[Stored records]
◇ ◇ ◇ ◇ ◇ ◇ ◇
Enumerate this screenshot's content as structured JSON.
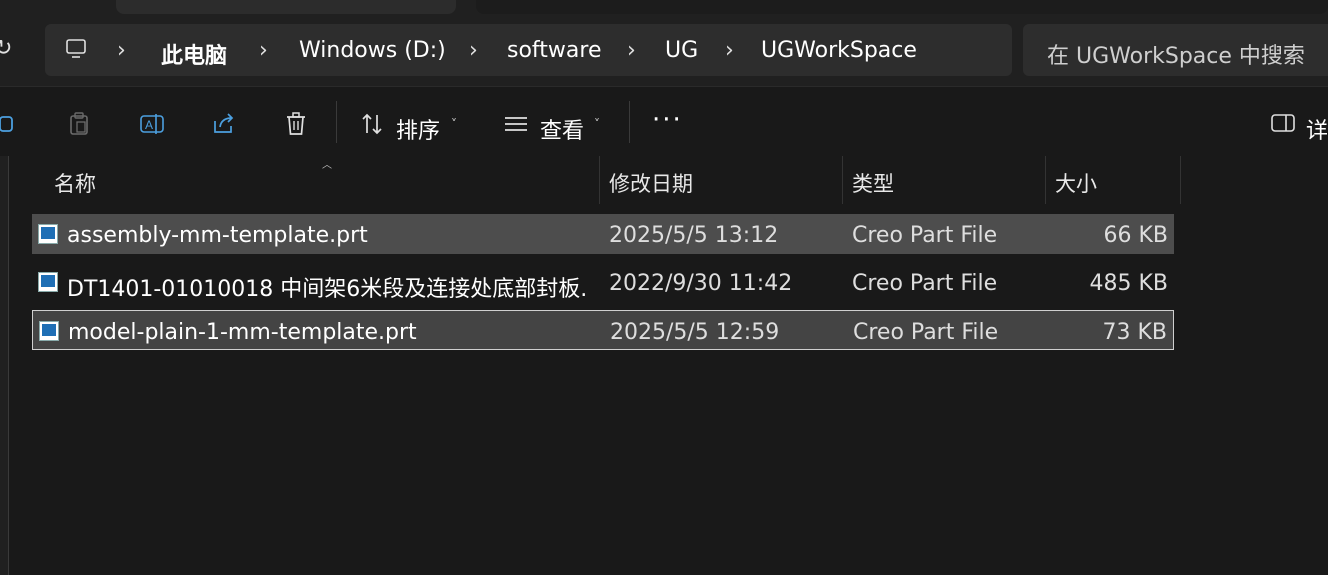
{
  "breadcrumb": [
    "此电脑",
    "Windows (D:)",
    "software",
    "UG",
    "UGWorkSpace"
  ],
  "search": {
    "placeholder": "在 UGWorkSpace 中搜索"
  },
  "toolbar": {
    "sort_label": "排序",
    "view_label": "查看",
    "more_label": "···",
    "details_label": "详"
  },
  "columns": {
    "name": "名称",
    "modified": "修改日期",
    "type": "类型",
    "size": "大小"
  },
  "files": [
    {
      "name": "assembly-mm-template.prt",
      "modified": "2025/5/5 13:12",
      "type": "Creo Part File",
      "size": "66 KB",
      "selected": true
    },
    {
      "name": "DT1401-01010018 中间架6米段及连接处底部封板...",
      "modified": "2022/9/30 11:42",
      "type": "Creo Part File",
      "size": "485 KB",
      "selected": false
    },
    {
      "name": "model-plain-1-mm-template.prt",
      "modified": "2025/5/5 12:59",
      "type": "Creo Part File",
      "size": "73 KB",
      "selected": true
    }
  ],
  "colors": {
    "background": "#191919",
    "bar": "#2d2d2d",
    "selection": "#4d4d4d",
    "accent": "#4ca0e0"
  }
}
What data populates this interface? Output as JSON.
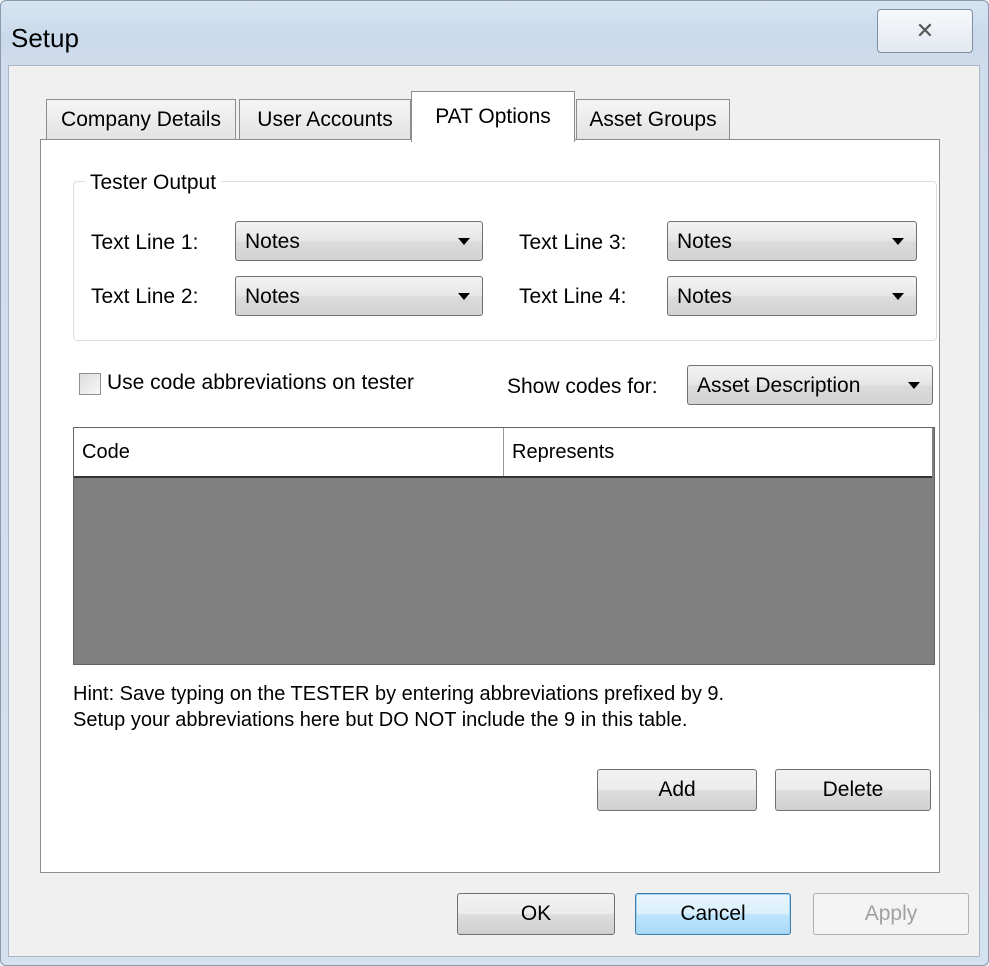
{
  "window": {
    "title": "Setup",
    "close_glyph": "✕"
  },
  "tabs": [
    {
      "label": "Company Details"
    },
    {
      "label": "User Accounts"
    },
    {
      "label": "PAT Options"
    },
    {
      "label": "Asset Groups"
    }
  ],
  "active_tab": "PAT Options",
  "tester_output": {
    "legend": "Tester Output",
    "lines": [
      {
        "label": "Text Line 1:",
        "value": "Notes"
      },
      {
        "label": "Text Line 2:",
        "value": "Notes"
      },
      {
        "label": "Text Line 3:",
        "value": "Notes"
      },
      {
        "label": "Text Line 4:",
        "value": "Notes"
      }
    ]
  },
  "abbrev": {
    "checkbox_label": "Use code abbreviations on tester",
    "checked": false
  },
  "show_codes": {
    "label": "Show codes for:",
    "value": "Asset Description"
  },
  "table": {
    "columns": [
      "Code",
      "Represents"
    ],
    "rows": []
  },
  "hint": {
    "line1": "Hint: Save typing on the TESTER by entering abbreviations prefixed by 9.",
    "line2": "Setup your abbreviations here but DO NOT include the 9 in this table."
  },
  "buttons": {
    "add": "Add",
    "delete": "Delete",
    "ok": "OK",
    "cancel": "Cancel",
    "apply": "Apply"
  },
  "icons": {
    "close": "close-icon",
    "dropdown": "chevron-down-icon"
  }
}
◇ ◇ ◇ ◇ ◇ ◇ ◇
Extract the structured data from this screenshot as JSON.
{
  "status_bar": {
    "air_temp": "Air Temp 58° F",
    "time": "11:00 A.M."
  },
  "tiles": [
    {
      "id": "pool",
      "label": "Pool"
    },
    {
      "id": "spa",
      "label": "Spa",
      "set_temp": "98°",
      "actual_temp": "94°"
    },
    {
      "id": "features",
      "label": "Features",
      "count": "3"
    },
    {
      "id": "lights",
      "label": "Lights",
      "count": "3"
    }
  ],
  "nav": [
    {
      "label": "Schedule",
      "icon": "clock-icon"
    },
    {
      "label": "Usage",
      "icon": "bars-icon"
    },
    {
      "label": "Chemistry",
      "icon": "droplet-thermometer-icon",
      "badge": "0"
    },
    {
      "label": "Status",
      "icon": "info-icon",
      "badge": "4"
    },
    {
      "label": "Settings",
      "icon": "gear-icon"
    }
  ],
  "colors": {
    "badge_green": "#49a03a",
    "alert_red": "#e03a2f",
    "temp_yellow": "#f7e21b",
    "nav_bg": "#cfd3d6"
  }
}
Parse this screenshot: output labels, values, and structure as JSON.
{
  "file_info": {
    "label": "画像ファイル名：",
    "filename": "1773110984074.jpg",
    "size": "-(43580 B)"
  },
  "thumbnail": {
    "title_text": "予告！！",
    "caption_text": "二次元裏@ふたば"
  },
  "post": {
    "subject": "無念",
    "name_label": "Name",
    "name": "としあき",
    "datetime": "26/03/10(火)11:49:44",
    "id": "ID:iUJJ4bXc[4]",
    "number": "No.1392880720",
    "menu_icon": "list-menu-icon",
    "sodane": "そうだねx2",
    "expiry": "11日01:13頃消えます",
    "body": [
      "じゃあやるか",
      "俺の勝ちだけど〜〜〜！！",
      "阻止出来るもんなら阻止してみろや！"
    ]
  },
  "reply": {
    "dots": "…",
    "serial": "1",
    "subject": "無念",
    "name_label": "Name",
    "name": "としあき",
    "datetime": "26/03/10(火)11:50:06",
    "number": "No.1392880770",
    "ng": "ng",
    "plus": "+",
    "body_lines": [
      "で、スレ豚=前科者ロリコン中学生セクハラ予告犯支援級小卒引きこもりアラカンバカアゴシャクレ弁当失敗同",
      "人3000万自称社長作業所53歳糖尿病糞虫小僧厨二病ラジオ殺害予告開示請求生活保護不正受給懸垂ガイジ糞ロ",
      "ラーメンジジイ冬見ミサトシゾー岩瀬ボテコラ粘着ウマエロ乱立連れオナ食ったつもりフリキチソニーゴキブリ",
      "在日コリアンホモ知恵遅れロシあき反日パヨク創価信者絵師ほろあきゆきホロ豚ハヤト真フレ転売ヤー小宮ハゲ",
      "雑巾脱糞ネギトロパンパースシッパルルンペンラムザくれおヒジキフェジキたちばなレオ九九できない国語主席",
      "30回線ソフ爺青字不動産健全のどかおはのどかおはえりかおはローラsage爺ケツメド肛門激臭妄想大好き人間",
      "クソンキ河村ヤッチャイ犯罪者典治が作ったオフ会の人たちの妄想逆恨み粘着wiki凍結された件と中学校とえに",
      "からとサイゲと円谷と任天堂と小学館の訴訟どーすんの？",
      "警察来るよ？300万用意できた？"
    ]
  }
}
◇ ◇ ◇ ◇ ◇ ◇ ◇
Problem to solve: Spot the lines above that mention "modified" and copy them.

Response area:
    "modified": "修改日期",
      "modified": "2025/5/5 13:12",
      "modified": "2022/9/30 11:42",
      "modified": "2025/5/5 12:59",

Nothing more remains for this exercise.